Emerging Pathways to Upgrade the US Housing Stock: A Review of the Home Energy Upgrade Literature
- Author(s): Walker, Iain
- Less, Brennan
- Casquero-Modrego, Nuria
- et al.

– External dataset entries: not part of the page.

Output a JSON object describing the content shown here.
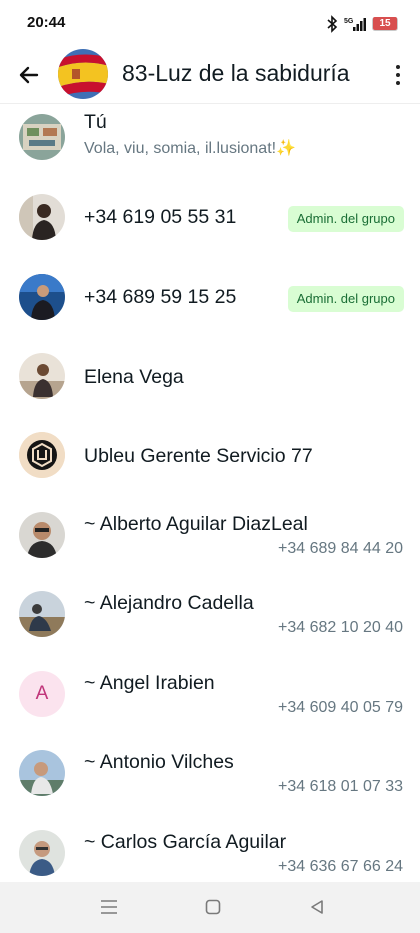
{
  "status_bar": {
    "time": "20:44",
    "network": "5G",
    "battery": "15"
  },
  "header": {
    "title": "83-Luz de la sabiduría"
  },
  "members": [
    {
      "name": "Tú",
      "sub": "Vola, viu, somia, il.lusionat!✨",
      "phone": "",
      "badge": ""
    },
    {
      "name": "+34 619 05 55 31",
      "sub": "",
      "phone": "",
      "badge": "Admin. del grupo"
    },
    {
      "name": "+34 689 59 15 25",
      "sub": "",
      "phone": "",
      "badge": "Admin. del grupo"
    },
    {
      "name": "Elena Vega",
      "sub": "",
      "phone": "",
      "badge": ""
    },
    {
      "name": "Ubleu Gerente Servicio 77",
      "sub": "",
      "phone": "",
      "badge": ""
    },
    {
      "name": "~ Alberto Aguilar DiazLeal",
      "sub": "",
      "phone": "+34 689 84 44 20",
      "badge": ""
    },
    {
      "name": "~ Alejandro Cadella",
      "sub": "",
      "phone": "+34 682 10 20 40",
      "badge": ""
    },
    {
      "name": "~ Angel Irabien",
      "sub": "",
      "phone": "+34 609 40 05 79",
      "badge": "",
      "initial": "A"
    },
    {
      "name": "~ Antonio Vilches",
      "sub": "",
      "phone": "+34 618 01 07 33",
      "badge": ""
    },
    {
      "name": "~ Carlos García Aguilar",
      "sub": "",
      "phone": "+34 636 67 66 24",
      "badge": ""
    }
  ],
  "colors": {
    "admin_badge_bg": "#d9fdd3",
    "admin_badge_text": "#1a6e35",
    "secondary_text": "#667781"
  }
}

The residential buildings sector is responsible for about 20% of total US energy use. In order to achieve climate goals, we need ways to reduce carbon emissions and energy use in this sector. In addition, resiliency, electric grid stability, emergency survivability and other energy and building-related issues are becoming increasingly important challenges. New homes in most of the US meet various energy codes and are reasonably energy efficient. However, the vast majority of energy use is from existing homes that were not required to conform to energy performance requirements. It is becoming imperative to reach as many of these existing homes as possible and find ways to improve their energy-related performance. This must be done in such a way that it meets the needs and desires of homeowners and building occupants, as well as those of the contractors and design professionals engaged in doing the upgrades themselves. Energy retrofits of homes started in the 1970’s in response to the energy crisis, however, these retrofits were very limited in scope and relatively few homes were upgraded. Those homes that have been upgraded generally still have much scope for improvement. A huge effort is needed to get to scale to address the energy use in housing. The target population is effectively every home in the country, whether a large suburban single-family home, or a small downtown apartment. In order to provide a framework for analysis and the basis for plans to get to large-scale retrofits of homes, this literature review summarizes the state-of-the art in the US buildings industry. It identifies where more research, engineering, or technology is needed, as well as relevant industry trends, such as electrification, one-stop shop program design and others. It also examines other key topics, such as availability of financing, minimizing household disruption, and engaging home owners and occupants. This literature review builds on a similar review from several years ago (Less and Walker, 2014). The current review focuses on efforts in the intervening years. This literature review is part of a larger DOE study of deep energy upgrades that includes industry surveys and development of cost-stack analyses. For this review, we gathered data not just from the published literature, but also from practitioners in conjunction with other aspects of the larger DOE study. In some cases, we refer to comments from specific individuals or companies, or refer to specific products by name. This is not intended as an endorsement, but rather to provide clarity on sources of information and examples of relevant technologies.